- [WHAT TO DO] Although the entries contain pictures, only their text goes into the copy, set down exactly.

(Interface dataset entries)
########

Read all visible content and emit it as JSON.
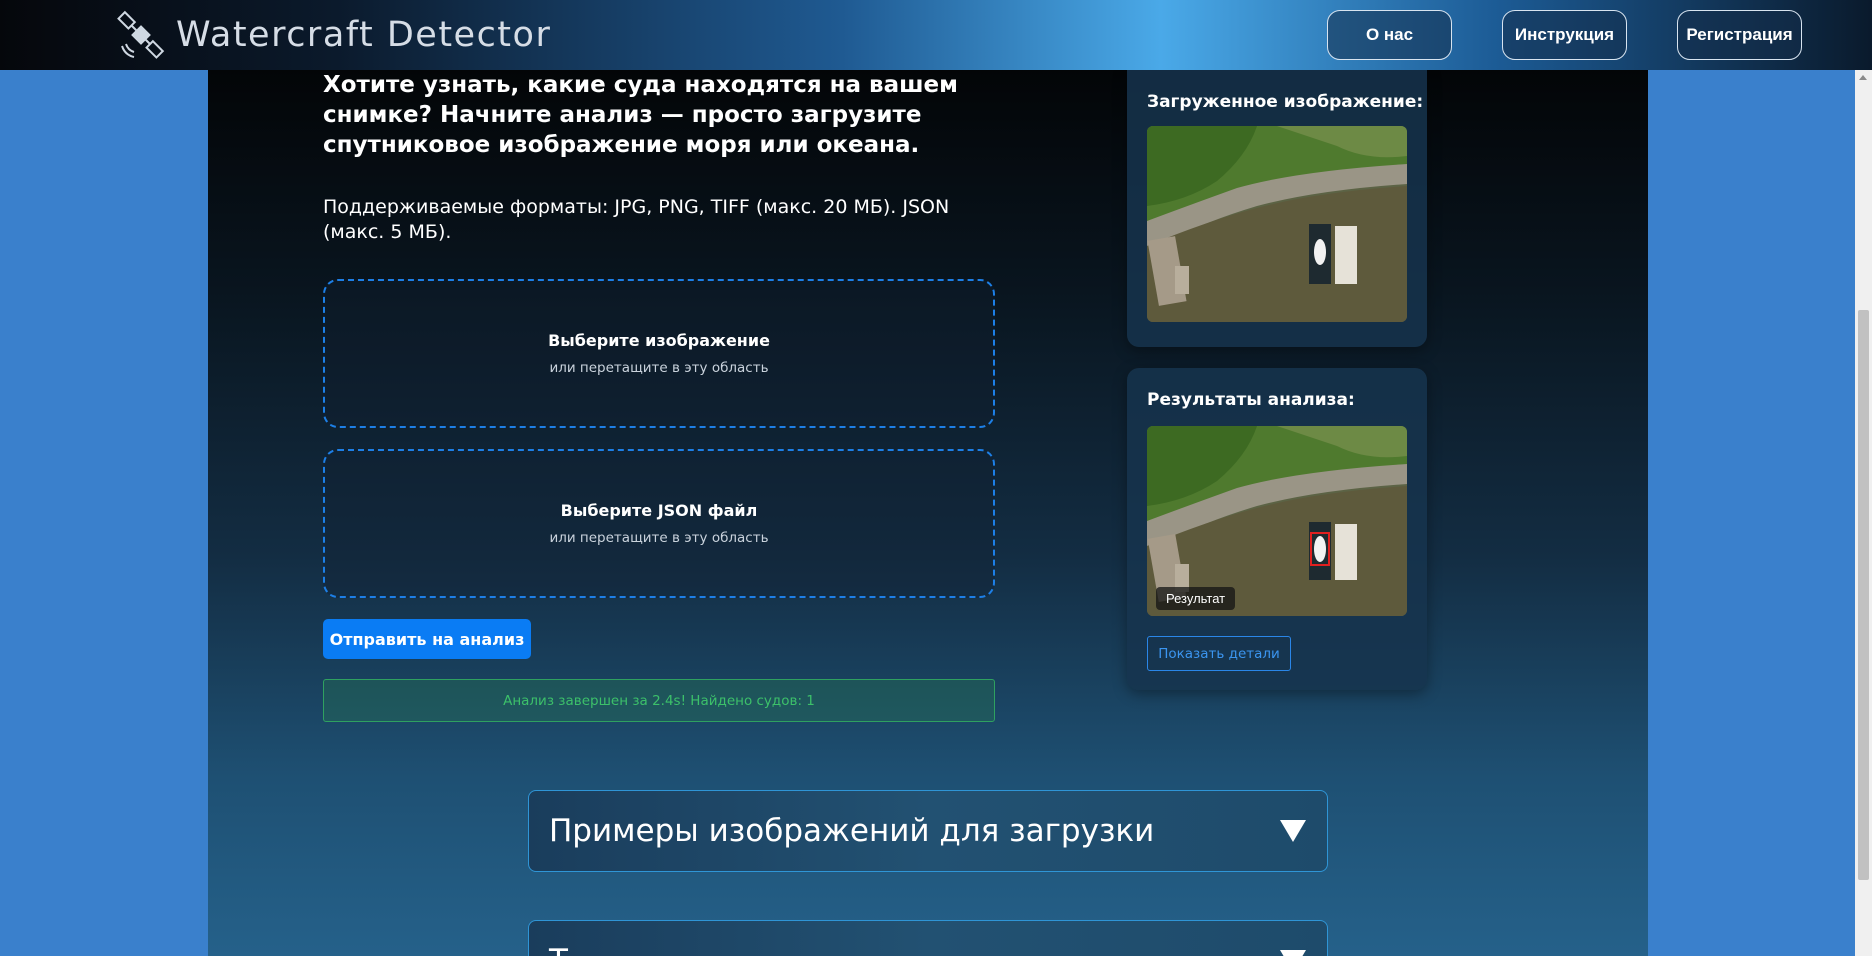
{
  "header": {
    "app_title": "Watercraft Detector",
    "logo_icon": "satellite-icon",
    "nav": {
      "about": "О нас",
      "guide": "Инструкция",
      "register": "Регистрация"
    }
  },
  "intro": {
    "headline": "Хотите узнать, какие суда находятся на вашем снимке? Начните анализ — просто загрузите спутниковое изображение моря или океана.",
    "formats": "Поддерживаемые форматы: JPG, PNG, TIFF (макс. 20 МБ). JSON (макс. 5 МБ)."
  },
  "upload": {
    "image_title": "Выберите изображение",
    "image_sub": "или перетащите в эту область",
    "json_title": "Выберите JSON файл",
    "json_sub": "или перетащите в эту область",
    "submit_label": "Отправить на анализ",
    "status": "Анализ завершен за 2.4s! Найдено судов: 1"
  },
  "uploaded_card": {
    "title": "Загруженное изображение:"
  },
  "results_card": {
    "title": "Результаты анализа:",
    "badge": "Результат",
    "details_label": "Показать детали"
  },
  "accordions": [
    {
      "title": "Примеры изображений для загрузки"
    },
    {
      "title": "Т"
    }
  ],
  "colors": {
    "accent": "#0a7cf4",
    "success": "#3cc06a",
    "page_bg": "#3a80cc"
  }
}
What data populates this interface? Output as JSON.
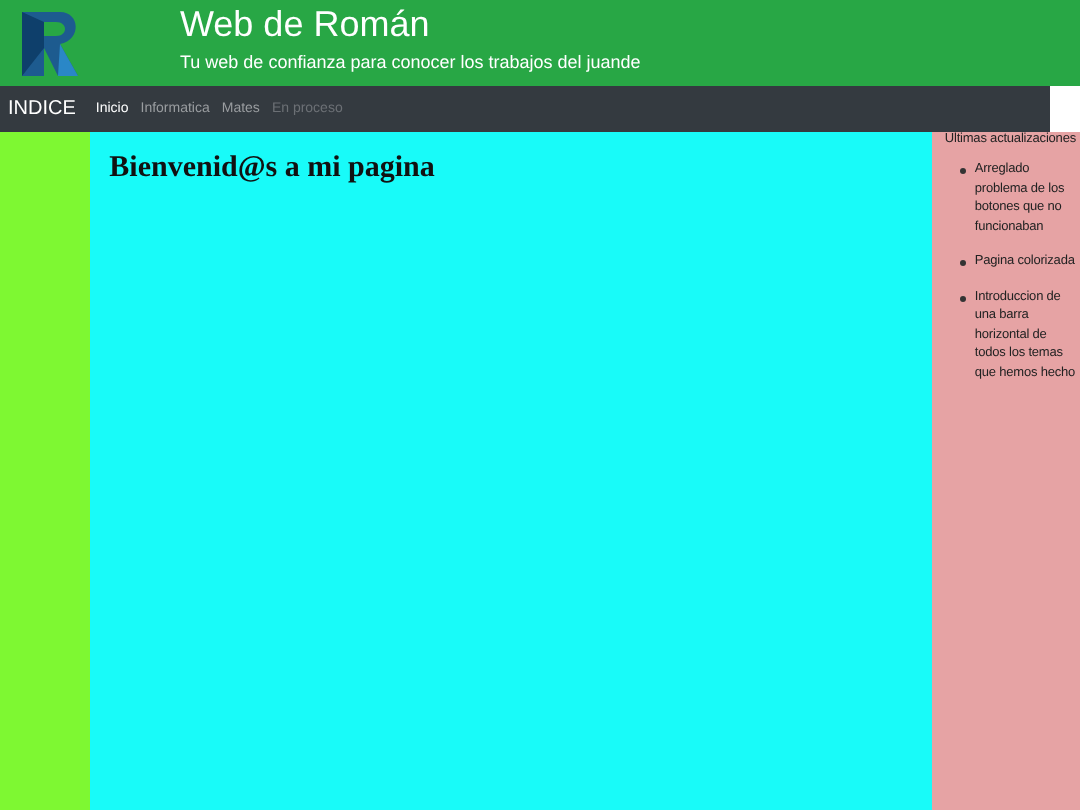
{
  "header": {
    "title": "Web de Román",
    "subtitle": "Tu web de confianza para conocer los trabajos del juande"
  },
  "nav": {
    "brand": "INDICE",
    "items": [
      {
        "label": "Inicio",
        "selected": true,
        "disabled": false
      },
      {
        "label": "Informatica",
        "selected": false,
        "disabled": false
      },
      {
        "label": "Mates",
        "selected": false,
        "disabled": false
      },
      {
        "label": "En proceso",
        "selected": false,
        "disabled": true
      }
    ]
  },
  "main": {
    "heading": "Bienvenid@s a mi pagina"
  },
  "sidebar": {
    "title": "Ultimas actualizaciones",
    "items": [
      "Arreglado problema de los botones que no funcionaban",
      "Pagina colorizada",
      "Introduccion de una barra horizontal de todos los temas que hemos hecho"
    ]
  }
}
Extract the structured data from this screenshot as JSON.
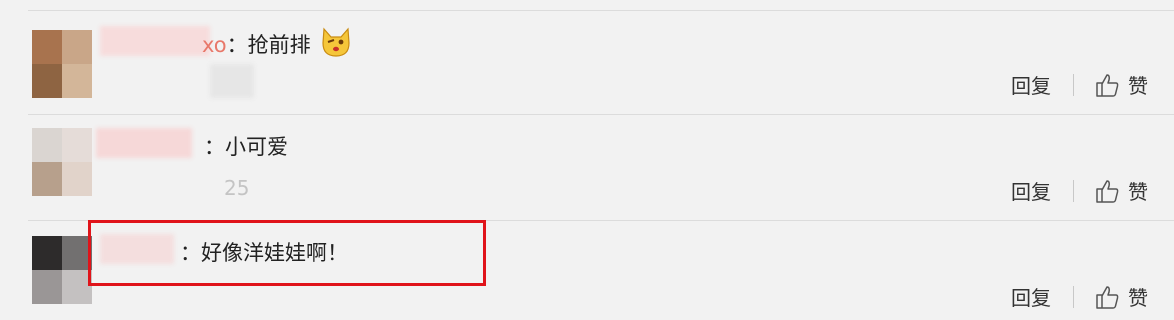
{
  "comments": [
    {
      "name_fragment": "xo",
      "text": "：抢前排",
      "emoji": "fox-face-icon",
      "reply_label": "回复",
      "like_label": "赞"
    },
    {
      "name_fragment": "",
      "text": "：小可爱",
      "faded_text": "25",
      "reply_label": "回复",
      "like_label": "赞"
    },
    {
      "name_fragment": "",
      "text": "：好像洋娃娃啊！",
      "reply_label": "回复",
      "like_label": "赞",
      "highlighted": true
    }
  ],
  "colors": {
    "highlight_border": "#e0141a",
    "name_fragment": "#e8786a",
    "background": "#f2f2f2"
  }
}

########

- [ANSWER BOX]
Read all visible content and emit it as JSON.
{
  "header": {
    "app_title": "Watercraft Detector",
    "logo_icon": "satellite-icon",
    "nav": {
      "about": "О нас",
      "guide": "Инструкция",
      "register": "Регистрация"
    }
  },
  "intro": {
    "headline": "Хотите узнать, какие суда находятся на вашем снимке? Начните анализ — просто загрузите спутниковое изображение моря или океана.",
    "formats": "Поддерживаемые форматы: JPG, PNG, TIFF (макс. 20 МБ). JSON (макс. 5 МБ)."
  },
  "upload": {
    "image_title": "Выберите изображение",
    "image_sub": "или перетащите в эту область",
    "json_title": "Выберите JSON файл",
    "json_sub": "или перетащите в эту область",
    "submit_label": "Отправить на анализ",
    "status": "Анализ завершен за 2.4s! Найдено судов: 1"
  },
  "uploaded_card": {
    "title": "Загруженное изображение:"
  },
  "results_card": {
    "title": "Результаты анализа:",
    "badge": "Результат",
    "details_label": "Показать детали"
  },
  "accordions": [
    {
      "title": "Примеры изображений для загрузки"
    },
    {
      "title": "Т"
    }
  ],
  "colors": {
    "accent": "#0a7cf4",
    "success": "#3cc06a",
    "page_bg": "#3a80cc"
  }
}
What data populates this interface? Output as JSON.
{
  "header": {
    "title": "Web de Román",
    "subtitle": "Tu web de confianza para conocer los trabajos del juande"
  },
  "nav": {
    "brand": "INDICE",
    "items": [
      {
        "label": "Inicio",
        "selected": true,
        "disabled": false
      },
      {
        "label": "Informatica",
        "selected": false,
        "disabled": false
      },
      {
        "label": "Mates",
        "selected": false,
        "disabled": false
      },
      {
        "label": "En proceso",
        "selected": false,
        "disabled": true
      }
    ]
  },
  "main": {
    "heading": "Bienvenid@s a mi pagina"
  },
  "sidebar": {
    "title": "Ultimas actualizaciones",
    "items": [
      "Arreglado problema de los botones que no funcionaban",
      "Pagina colorizada",
      "Introduccion de una barra horizontal de todos los temas que hemos hecho"
    ]
  }
}
Extract the structured data from this screenshot as JSON.
{
  "comments": [
    {
      "name_fragment": "xo",
      "text": "：抢前排",
      "emoji": "fox-face-icon",
      "reply_label": "回复",
      "like_label": "赞"
    },
    {
      "name_fragment": "",
      "text": "：小可爱",
      "faded_text": "25",
      "reply_label": "回复",
      "like_label": "赞"
    },
    {
      "name_fragment": "",
      "text": "：好像洋娃娃啊！",
      "reply_label": "回复",
      "like_label": "赞",
      "highlighted": true
    }
  ],
  "colors": {
    "highlight_border": "#e0141a",
    "name_fragment": "#e8786a",
    "background": "#f2f2f2"
  }
}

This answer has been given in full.